I have a few SOG knives, purchased a few years ago. They're okay, but a bit pricey for what they are. Some of their troubles may indeed be due partly to poor "branding", as I can't even recall the names of the SOG knives that I have. One is called something like SEAL Team or SEAL PUP. Not only that, but they mostly look the same too. 5 or 6 inch blades with serrations and black plastic handles, made in Taiwan. The quality, I can't complain of, but how many of these knives does anyone need? In the end, their designs, materials, and quality/price ratio aren't anywhere near as good as other "tactical" knife companies, like TOPS, Busse, Blackjack (the Bark River models) or even Spanish knives like Muela and Nieto. These other companies are turning out better products, and it seems the market reflects that fact.
[The James Brand and Gerber* disliked this comment.]
* with their slick new urban Portland marketing campaign
I like seeing everyone's take on SOG. They've strayed for the most part from their 80s fixed blade roots which to me were impressive. I like big bowie fixed blades! I have not tried any of their multi tools and seems a few here think they are worth looking at. I just have a Leatherman Juice for now.

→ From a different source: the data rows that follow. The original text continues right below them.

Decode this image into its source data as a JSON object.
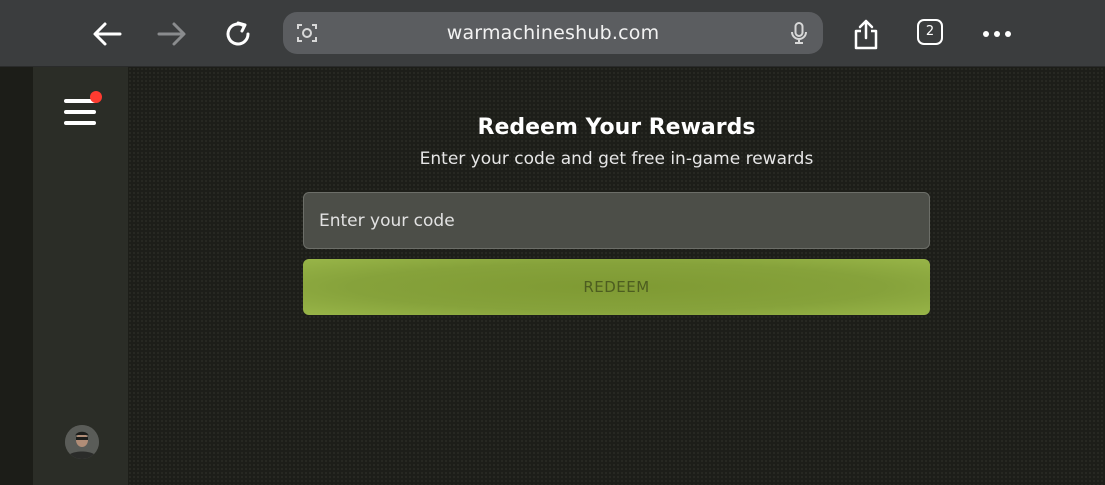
{
  "browser": {
    "url": "warmachineshub.com",
    "tab_count": "2",
    "icons": [
      "back-arrow-icon",
      "forward-arrow-icon",
      "reload-icon",
      "scan-icon",
      "microphone-icon",
      "share-icon",
      "tabs-icon",
      "more-icon"
    ]
  },
  "sidebar": {
    "menu_icon": "hamburger-icon",
    "notification_color": "#ff3b30",
    "avatar": "soldier-avatar"
  },
  "main": {
    "title": "Redeem Your Rewards",
    "subtitle": "Enter your code and get free in-game rewards",
    "code_input": {
      "value": "",
      "placeholder": "Enter your code"
    },
    "redeem_label": "REDEEM",
    "accent_color": "#86a23b"
  }
}
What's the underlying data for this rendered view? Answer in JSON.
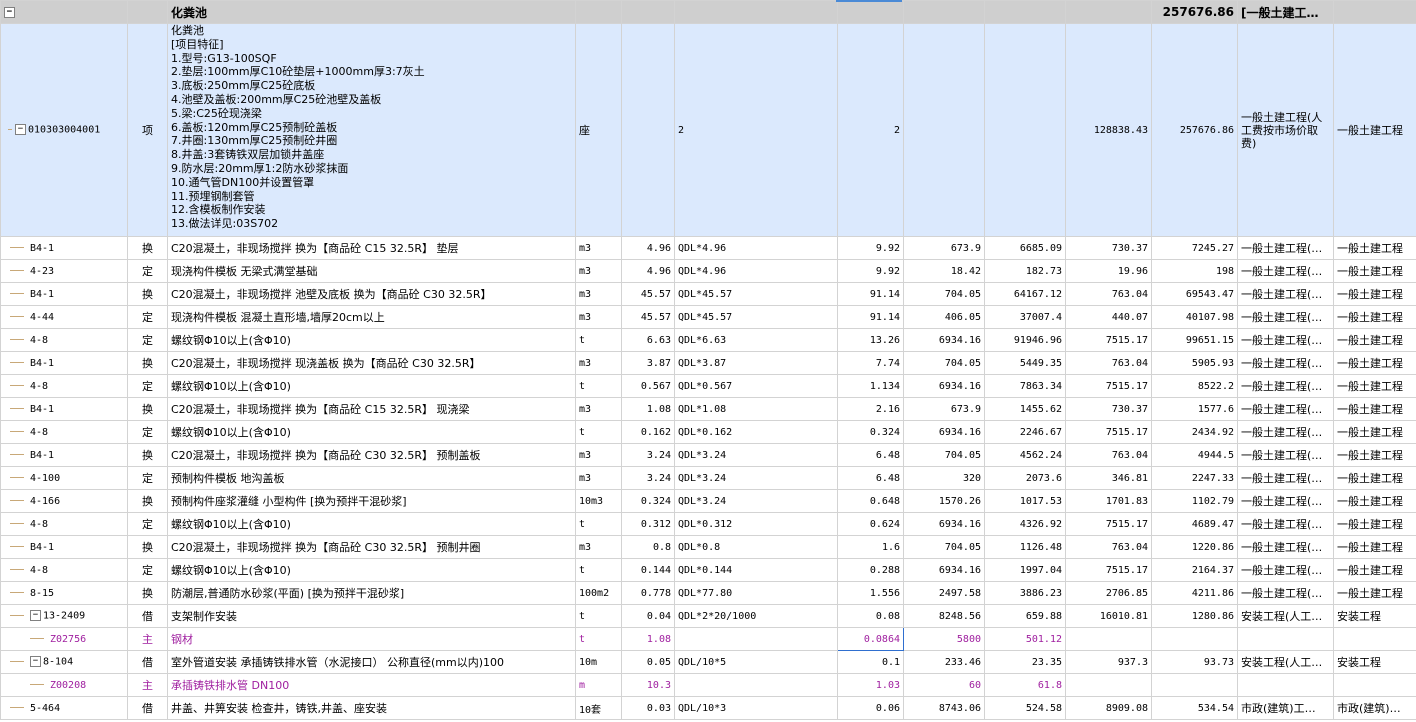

There are many knives that I own that I do not recall the name. It is why I started keeping a list after about 10 years here. I have the Seal Pup and it's not a bad knife. It is very tough. I just don't much care for plastic or plastic-like handles. I say, different strokes for different folks. It is all just part of the evolution of things. In general, SOG's problem is value. There is a tremendous amount of competition in the knife industry and for the most part the cost of SOGs don't often justify the price any more. But that is the impression by people who know versus your average buyer wandering into Bass Pro and looking at knives.
A Flash 2 is the only SOG folder I have left. Got it while I was on my honeymoon. Love the blade geometry. But, you are right, it feels cheap.

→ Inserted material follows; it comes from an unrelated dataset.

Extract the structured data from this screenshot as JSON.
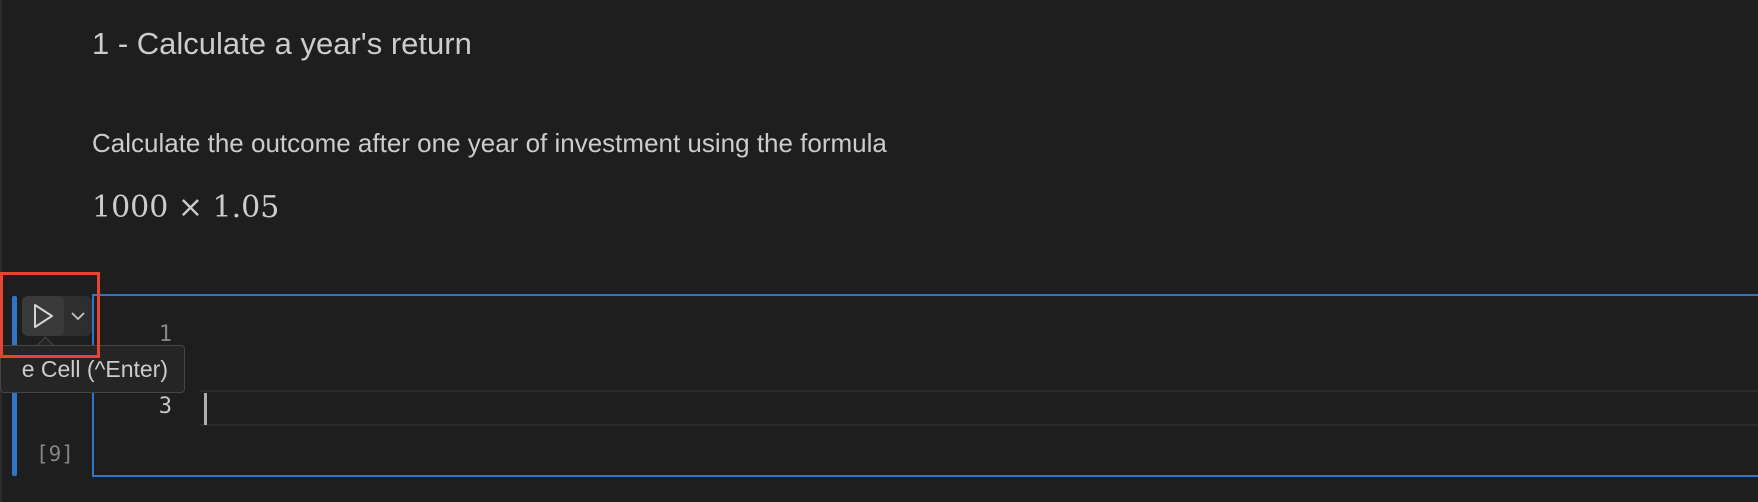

Also have a SOG Paratool around here somewhere.
I have no plans to purchase but, I would carry a Sogzilla if I had one.
I own some older Seki-made SOGs. IMO, the nicest is the Tsunami. I also have a Seal 2000 and a Seal Pup. All are nicely-made. The least comfortable of the those three is the Seal 2000. I always felt the Tsunami was ‘too nice’ to use. The Seal Pup is good, but the edge is short for the blade length.
As far as folders go, I have an old Pentagon Elite II, also Seki-made. It’s made fine, but always felt clunky, and a little dangerous and uncomfortable to use.
I have nothing against SOG and hope they rebound again. I’m keeping the SOGs I have, but I have no further interest in their products anymore, and haven’t in a long time.
I believe you. The source I used may not be that reliable.